— Work to be completed —
Search the records for the word "polling" and copy every line in which it occurs.
[Source material]
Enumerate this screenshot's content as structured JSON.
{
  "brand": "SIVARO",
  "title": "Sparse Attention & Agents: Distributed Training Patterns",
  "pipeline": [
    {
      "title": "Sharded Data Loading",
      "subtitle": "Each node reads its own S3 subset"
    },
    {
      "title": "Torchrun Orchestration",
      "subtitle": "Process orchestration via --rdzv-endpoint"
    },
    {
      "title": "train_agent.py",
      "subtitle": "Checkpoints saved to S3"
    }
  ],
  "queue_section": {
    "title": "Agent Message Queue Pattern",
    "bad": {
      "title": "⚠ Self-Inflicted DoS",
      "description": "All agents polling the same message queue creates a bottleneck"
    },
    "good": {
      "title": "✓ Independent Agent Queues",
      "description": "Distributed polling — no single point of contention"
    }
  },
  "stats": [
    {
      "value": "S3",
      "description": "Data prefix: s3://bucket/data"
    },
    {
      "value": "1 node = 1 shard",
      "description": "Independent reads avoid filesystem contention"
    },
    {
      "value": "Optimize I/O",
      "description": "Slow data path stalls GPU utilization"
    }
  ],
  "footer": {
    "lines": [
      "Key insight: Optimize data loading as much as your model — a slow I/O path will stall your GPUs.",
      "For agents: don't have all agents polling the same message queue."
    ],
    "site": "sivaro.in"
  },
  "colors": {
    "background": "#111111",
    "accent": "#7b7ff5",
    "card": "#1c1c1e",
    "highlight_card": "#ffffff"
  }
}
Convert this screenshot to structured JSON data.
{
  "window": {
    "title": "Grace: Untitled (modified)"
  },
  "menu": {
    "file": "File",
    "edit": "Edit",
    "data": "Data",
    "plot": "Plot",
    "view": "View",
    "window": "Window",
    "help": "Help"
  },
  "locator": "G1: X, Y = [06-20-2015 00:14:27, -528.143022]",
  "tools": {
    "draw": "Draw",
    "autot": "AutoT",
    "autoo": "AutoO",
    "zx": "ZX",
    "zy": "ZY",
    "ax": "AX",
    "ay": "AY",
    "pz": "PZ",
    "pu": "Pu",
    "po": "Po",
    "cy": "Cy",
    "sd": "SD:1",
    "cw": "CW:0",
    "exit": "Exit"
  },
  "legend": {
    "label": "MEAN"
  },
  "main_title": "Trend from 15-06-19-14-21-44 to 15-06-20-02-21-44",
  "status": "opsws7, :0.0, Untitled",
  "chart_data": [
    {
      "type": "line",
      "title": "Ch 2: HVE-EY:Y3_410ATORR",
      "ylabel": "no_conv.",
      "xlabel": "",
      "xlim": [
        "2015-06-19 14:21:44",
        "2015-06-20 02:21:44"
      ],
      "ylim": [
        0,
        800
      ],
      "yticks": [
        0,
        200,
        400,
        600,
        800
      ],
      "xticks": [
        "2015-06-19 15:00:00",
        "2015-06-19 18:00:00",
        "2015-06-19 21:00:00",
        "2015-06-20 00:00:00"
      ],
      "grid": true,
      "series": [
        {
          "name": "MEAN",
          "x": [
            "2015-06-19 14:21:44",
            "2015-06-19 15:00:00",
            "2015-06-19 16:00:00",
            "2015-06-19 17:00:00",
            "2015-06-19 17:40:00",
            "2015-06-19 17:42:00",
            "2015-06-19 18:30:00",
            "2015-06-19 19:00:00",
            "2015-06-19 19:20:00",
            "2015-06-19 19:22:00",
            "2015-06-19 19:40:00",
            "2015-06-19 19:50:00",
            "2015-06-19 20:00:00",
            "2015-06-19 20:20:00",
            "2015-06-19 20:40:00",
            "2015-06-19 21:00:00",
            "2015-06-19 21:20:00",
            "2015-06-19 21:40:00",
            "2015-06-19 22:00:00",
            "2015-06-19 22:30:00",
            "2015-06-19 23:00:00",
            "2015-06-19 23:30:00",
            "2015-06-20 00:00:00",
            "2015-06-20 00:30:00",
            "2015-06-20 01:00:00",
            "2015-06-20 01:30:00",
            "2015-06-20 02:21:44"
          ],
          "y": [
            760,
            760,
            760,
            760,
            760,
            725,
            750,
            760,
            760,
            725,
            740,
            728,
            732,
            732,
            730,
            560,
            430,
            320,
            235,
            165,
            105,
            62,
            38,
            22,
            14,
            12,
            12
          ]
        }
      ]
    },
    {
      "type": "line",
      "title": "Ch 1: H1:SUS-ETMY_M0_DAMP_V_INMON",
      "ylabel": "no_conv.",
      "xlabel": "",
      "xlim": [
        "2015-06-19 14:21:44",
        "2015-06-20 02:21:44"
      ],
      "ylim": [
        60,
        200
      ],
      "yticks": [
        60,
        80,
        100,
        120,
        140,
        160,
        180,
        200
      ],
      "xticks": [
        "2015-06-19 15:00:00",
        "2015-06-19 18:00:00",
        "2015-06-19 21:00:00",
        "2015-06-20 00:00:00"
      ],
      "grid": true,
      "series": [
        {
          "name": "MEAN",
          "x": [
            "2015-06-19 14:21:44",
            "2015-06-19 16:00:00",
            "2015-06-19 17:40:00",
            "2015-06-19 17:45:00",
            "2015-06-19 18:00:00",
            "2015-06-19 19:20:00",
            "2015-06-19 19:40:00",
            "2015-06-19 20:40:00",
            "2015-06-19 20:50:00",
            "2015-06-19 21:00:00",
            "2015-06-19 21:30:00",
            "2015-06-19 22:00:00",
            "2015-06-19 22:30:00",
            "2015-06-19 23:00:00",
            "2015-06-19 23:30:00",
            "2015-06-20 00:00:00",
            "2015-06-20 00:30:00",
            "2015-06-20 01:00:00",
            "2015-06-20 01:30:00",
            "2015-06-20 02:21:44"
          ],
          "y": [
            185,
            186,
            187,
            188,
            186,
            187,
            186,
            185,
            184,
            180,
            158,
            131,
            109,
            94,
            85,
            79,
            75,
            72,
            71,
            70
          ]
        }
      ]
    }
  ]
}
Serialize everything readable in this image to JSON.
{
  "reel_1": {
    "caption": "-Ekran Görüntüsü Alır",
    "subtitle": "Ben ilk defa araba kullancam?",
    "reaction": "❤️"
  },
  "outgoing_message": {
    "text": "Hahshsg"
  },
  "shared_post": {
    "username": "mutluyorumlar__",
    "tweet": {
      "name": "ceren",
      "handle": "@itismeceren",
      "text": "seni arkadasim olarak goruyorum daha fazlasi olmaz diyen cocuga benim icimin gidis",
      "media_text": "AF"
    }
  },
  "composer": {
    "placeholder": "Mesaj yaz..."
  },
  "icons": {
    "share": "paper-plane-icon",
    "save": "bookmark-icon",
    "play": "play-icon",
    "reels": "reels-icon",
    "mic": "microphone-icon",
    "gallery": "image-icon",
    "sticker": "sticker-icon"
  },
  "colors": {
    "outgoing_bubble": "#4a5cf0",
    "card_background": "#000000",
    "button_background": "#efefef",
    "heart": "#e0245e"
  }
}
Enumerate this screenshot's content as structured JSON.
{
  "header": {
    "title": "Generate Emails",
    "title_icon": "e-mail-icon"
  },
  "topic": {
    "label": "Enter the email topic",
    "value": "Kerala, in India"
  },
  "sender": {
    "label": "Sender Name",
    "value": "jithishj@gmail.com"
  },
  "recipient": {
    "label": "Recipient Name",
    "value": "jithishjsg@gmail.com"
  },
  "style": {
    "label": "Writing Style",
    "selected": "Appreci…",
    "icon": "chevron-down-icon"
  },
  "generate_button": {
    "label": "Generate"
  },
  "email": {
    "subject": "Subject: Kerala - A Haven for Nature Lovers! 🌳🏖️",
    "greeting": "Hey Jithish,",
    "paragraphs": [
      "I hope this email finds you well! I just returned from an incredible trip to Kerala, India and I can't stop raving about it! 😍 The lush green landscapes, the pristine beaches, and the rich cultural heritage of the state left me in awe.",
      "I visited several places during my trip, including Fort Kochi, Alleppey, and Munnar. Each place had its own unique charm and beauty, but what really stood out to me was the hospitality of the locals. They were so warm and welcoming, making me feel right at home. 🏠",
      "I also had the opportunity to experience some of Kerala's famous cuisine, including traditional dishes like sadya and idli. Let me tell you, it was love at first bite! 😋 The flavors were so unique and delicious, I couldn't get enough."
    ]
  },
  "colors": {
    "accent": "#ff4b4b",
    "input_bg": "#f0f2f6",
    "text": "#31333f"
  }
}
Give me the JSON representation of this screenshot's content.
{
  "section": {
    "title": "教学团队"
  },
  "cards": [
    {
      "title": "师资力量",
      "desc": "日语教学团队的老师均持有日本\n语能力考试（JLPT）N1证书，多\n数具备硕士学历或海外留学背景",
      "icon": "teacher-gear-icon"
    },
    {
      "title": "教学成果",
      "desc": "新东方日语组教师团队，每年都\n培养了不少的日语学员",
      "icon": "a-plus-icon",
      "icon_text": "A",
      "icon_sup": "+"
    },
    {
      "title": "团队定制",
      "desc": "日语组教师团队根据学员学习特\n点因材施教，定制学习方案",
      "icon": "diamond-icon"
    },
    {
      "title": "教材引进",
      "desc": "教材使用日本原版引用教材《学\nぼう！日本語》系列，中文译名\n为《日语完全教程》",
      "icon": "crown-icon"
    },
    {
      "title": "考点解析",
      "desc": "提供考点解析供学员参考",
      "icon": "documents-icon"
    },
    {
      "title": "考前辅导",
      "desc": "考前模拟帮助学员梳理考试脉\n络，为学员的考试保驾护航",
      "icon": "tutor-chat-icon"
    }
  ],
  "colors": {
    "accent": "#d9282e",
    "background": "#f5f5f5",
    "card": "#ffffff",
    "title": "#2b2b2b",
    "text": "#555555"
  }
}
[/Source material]
— Your solution —
      "description": "All agents polling the same message queue creates a bottleneck"
      "description": "Distributed polling — no single point of contention"
      "For agents: don't have all agents polling the same message queue."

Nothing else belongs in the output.